Last week Nicolai Ouroussoff wrote a strange piece in the New York Times celebrating the announcement of the winning design for yet another new museum on the already overcrowded National Mall, in Washington, D.C. What was curious about the story wasn’t the subject matter (altogether worthy) or its news value (also important) or even its political agenda (there’s nothing wrong with using the bully pulpit of the Times to put clients on notice that the Paper of Record is watching). All good.
The problem for me began in the third paragraph of the review, when Ouroussoff wrote, “So the first reaction to the announcement that the team of Freelon Adjaye Bond/SmithGroup has been selected to design the National Museum of African American History and Culture should be a big round of applause. David Adjaye, the project’s 42-year-old lead designer, is a rising star in the architecture world.”
Ouroussoff then proceeds as if this “rising star” were the sole designer of the project. He writes “Mr. Adjaye clusters all of the galleries at the center of these floors…” and “The layout allows Mr. Adjaye to isolate the main circulation route…” and, irony of ironies (given the composition of the rest of the team), “Mr. Adjaye has never designed a cultural building of this scale.”
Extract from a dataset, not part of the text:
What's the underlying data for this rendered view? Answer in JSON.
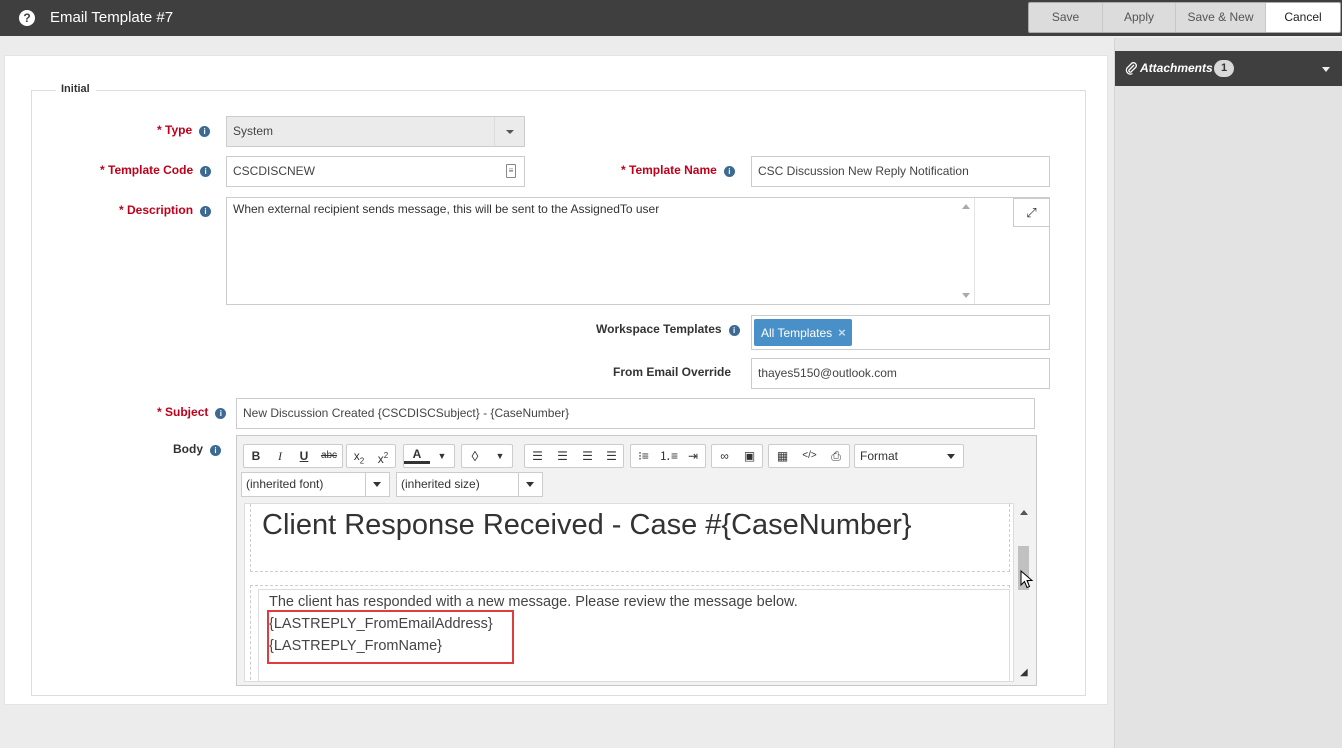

Here’s some news: every member of Adjaye & Co (except for Adjaye himself) has designed cultural buildings of this scale: SmithGroup has ten offices in the U.S alone; Philip Freelon leads the Freelon Group, one of the most successful African American–run firms in the country; and the late Max Bond was a longtime partner of Davis Brody Bond, a large New York firm with a lot of experience handling complex projects.
And yet if you came to Ouroussoff’s review cold, as most readers of the Times surely did, you would have thought those firms were merely caddying for the talented Mr. Adjaye. Ouroussoff must know better; he has to know the messy nature of design authorship. He might even know that for David Adjaye projects (without collaborators), the precise nature of authorship is likely to be complicated, at best. Architecture is a messy team sport, played by groups of designers. I don’t know whether it’s laziness on Ouroussoff’s part, or a simple desire to smooth out the process for his own aesthetic purposes (single authorship is just so much cleaner on the prose!), but his authorial shorthand does a real disservice to the profession—and misses some interesting stories, too.